*DESCRIPTION OF THE TASK*
The response must contain every line of the records that follow, duplicated exactly.

*SUPPLIED ENTRIES*
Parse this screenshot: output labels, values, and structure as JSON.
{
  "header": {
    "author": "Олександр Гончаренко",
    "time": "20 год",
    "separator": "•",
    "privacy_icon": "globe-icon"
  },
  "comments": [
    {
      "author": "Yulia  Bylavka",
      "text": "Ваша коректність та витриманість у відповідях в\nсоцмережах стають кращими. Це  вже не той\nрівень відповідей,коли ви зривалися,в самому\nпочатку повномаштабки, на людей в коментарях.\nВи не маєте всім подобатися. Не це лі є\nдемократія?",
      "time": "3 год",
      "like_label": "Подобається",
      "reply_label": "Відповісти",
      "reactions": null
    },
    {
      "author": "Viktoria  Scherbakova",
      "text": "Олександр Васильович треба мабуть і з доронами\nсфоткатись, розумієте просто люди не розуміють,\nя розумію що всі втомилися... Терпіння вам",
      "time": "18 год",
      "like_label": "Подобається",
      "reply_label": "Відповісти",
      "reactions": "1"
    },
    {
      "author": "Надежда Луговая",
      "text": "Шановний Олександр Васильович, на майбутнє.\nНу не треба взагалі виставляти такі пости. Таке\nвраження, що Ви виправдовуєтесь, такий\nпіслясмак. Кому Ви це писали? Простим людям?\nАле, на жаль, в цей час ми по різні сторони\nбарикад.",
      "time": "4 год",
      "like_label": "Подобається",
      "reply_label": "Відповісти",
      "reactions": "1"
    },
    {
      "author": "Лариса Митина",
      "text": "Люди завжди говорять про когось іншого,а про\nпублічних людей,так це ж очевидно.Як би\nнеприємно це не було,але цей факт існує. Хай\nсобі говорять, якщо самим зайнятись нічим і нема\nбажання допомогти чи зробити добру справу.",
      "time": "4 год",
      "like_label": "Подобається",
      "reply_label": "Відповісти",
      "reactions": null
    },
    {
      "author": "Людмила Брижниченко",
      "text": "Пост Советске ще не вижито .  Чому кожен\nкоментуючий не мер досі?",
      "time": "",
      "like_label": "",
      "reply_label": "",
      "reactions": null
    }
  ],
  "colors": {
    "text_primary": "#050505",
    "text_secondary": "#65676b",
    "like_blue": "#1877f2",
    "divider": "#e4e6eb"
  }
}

*ANSWER FOR THIS EXERCISE*
Parse this screenshot: output labels, values, and structure as JSON.
{
  "header": {
    "author": "Олександр Гончаренко",
    "time": "20 год",
    "separator": "•",
    "privacy_icon": "globe-icon"
  },
  "comments": [
    {
      "author": "Yulia  Bylavka",
      "text": "Ваша коректність та витриманість у відповідях в\nсоцмережах стають кращими. Це  вже не той\nрівень відповідей,коли ви зривалися,в самому\nпочатку повномаштабки, на людей в коментарях.\nВи не маєте всім подобатися. Не це лі є\nдемократія?",
      "time": "3 год",
      "like_label": "Подобається",
      "reply_label": "Відповісти",
      "reactions": null
    },
    {
      "author": "Viktoria  Scherbakova",
      "text": "Олександр Васильович треба мабуть і з доронами\nсфоткатись, розумієте просто люди не розуміють,\nя розумію що всі втомилися... Терпіння вам",
      "time": "18 год",
      "like_label": "Подобається",
      "reply_label": "Відповісти",
      "reactions": "1"
    },
    {
      "author": "Надежда Луговая",
      "text": "Шановний Олександр Васильович, на майбутнє.\nНу не треба взагалі виставляти такі пости. Таке\nвраження, що Ви виправдовуєтесь, такий\nпіслясмак. Кому Ви це писали? Простим людям?\nАле, на жаль, в цей час ми по різні сторони\nбарикад.",
      "time": "4 год",
      "like_label": "Подобається",
      "reply_label": "Відповісти",
      "reactions": "1"
    },
    {
      "author": "Лариса Митина",
      "text": "Люди завжди говорять про когось іншого,а про\nпублічних людей,так це ж очевидно.Як би\nнеприємно це не було,але цей факт існує. Хай\nсобі говорять, якщо самим зайнятись нічим і нема\nбажання допомогти чи зробити добру справу.",
      "time": "4 год",
      "like_label": "Подобається",
      "reply_label": "Відповісти",
      "reactions": null
    },
    {
      "author": "Людмила Брижниченко",
      "text": "Пост Советске ще не вижито .  Чому кожен\nкоментуючий не мер досі?",
      "time": "",
      "like_label": "",
      "reply_label": "",
      "reactions": null
    }
  ],
  "colors": {
    "text_primary": "#050505",
    "text_secondary": "#65676b",
    "like_blue": "#1877f2",
    "divider": "#e4e6eb"
  }
}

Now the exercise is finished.